Danish Painter, 1849-1927
He studied at the Kongelige Akademi for de Sk?nne Kunster, Copenhagen (1871-5), where his teachers Wilhelm Marstrand and Frederik Vermehren encouraged his interest in genre painting. He first visited Skagen in 1874 and settled there in 1880, having found that subject-matter drawn from local scenery was conducive to his artistic temperament. In Will he Manage to Weather the Point? (1880; Copenhagen, Kon. Saml.) several fishermen stand on the shore, evidently watching a boat come in. The firmly handled composition focuses on the group of men (the boat itself is invisible); each figure is an individual portrait that captures a response to the moment. Ancher's skill at grouping large numbers of figures with heroic monumentality compensates for his lacklustre colour sense. A change in his use of colour is noticeable in the works produced after an influential visit to Vienna in 1882; he was deeply impressed by the Dutch Old Masters at the Kunsthistorisches Museum, especially the Vermeers. Their effect on his painting can be seen in the Sick Girl (1883), Related Paintings of Michael Ancher :. | redningsbaden fores gennem klitterne | viggo johansen i sit atelier | In the grocery store on a winter day when there is no fishing | sommeraften pa skagen sonderstrand, anna ancher og marie kroyer | portraet af min hustru |
Related Artists:Felice Ficherelli
Italian painter , b. 1603, San Gimignano, d. 1660, Firenze
Firenze,Italian painter. His most original works were easel pictures, for private collectors, often of cruel and violent subjects, which he interpreted with a morbid sensuality and ambiguous tenderness. He was brought to Florence when very young by the collector Conte Alberto Bardi (d 1632), who arranged for him to study with Jacopo da Empoli and to copy works by Andrea del Sarto. Ficherelli's clear compositions and luminous drapery, which remain evident throughout his career, reflect this training. In the early 1630s he was attracted by the delicate sfumato effects of Francesco Furini and developed a style close to that of Cecco Bravo; his works of this period include the Sacrifice of Isaac (Florence, priv. col., for illustration see Gregori, 1968, p. 26) and the Martyrdom of St Agatha (priv. col., see Cantelli, fig. 338). There followed in the late 1630s Tarquin and Lucretia, which is known in several versions (e.g. Rome, Accad.

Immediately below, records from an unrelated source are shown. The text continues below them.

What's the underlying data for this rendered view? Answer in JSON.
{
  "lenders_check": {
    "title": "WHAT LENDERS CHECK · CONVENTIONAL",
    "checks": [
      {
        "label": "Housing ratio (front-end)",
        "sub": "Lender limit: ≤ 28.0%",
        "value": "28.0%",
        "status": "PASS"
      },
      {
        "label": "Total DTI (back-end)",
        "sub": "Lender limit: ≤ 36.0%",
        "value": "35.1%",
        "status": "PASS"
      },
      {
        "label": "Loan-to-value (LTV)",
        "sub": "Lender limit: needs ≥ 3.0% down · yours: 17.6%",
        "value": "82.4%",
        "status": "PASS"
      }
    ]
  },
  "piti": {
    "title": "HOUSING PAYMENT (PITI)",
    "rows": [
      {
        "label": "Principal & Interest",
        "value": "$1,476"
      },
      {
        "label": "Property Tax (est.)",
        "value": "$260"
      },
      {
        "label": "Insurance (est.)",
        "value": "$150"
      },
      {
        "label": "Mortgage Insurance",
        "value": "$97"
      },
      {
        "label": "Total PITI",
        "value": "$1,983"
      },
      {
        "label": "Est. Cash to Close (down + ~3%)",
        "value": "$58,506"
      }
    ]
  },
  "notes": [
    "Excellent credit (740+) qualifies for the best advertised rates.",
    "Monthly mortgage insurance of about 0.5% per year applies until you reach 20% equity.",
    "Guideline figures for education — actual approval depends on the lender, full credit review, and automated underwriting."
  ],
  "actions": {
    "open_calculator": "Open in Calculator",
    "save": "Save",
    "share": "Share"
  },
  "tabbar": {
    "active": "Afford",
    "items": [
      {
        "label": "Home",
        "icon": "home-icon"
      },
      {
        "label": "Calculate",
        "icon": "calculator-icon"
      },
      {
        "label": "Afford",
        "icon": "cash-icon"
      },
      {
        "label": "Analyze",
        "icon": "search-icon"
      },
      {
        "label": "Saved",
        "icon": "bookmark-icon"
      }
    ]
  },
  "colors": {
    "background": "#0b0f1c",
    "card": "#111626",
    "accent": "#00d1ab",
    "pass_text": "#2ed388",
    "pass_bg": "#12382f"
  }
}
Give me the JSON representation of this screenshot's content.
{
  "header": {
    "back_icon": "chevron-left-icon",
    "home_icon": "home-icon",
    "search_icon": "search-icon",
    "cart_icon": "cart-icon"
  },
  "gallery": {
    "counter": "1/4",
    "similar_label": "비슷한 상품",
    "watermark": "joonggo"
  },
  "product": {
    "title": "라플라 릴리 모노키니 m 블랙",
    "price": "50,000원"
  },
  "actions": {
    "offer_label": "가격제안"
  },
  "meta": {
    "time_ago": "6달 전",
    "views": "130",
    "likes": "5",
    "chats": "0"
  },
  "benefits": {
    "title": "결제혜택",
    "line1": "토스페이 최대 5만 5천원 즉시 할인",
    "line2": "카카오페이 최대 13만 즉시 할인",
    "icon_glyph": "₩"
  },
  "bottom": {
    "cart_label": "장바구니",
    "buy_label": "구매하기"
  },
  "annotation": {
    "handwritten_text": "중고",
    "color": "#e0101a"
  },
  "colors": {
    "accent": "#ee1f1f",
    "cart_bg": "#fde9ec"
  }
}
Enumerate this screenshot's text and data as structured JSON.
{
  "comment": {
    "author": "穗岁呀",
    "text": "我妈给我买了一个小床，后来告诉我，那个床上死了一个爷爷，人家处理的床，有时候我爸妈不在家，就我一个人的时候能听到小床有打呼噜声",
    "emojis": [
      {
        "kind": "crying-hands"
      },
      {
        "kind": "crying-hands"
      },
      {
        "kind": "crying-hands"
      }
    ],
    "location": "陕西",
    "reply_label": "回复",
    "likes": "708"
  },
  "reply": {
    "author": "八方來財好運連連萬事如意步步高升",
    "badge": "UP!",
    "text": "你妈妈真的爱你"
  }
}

N. S Luca), the theatrical Julia Receiving the Bloodstained Garments of Pompey (Genoa, priv. col., see 1986 exh. cat., pl. 1.208), an Allegory of Patience (Florence, Bigongiari priv. col., see Gregori, 1974, fig. 23) and Antiochus and Stratonica (Auckland, C.A.G.).Henrietta Johnston
b.born before 1670, probably Ireland buried March 7, 1729,
was an early American pastellist. Born Henrietta Deering, probably in Ireland, she married in 1705 and emigrated to America in 1707, settling in Charles Towne (now Charleston, South Carolina). A total of 40 pastel portraits by Johnston are known, dating from 1707 to around 1725. After her husband's death in 1716, Johnston was forced to support herself and her children, becoming possibly the first professional female painter in America. She's a very talented artist. Jacob de Wit
(19 December 1695 - 12 November 1754) was a Dutch artist and interior decorator who painted many religious scenes.
De Wit was born in Amsterdam, and became famous for his door and ceiling paintings. He lived on the Keizersgracht in Amsterdam, and many of the buildings on the Keizersgracht still have door or ceiling paintings done by him. Since many of the families who lived in Amsterdam in those days had country villas, de Wit also painted in houses in the fashionable areas of Haarlem and the Vecht river.
According to the RKD he was the pupil of Albert Spiers in Amsterdam and Jacob van Hal in Antwerp where he became a member of the Guild of St. Luke in 1714. His pupils were Jan de Groot (painter from The Hague), Dionys van Nijmegen, Jan Punt, Pieter Tanje, and the brothers Frans and Jacob Xavery. De Wit died in Amsterdam in 1754.Tako Hajo Jelgersma was his follower.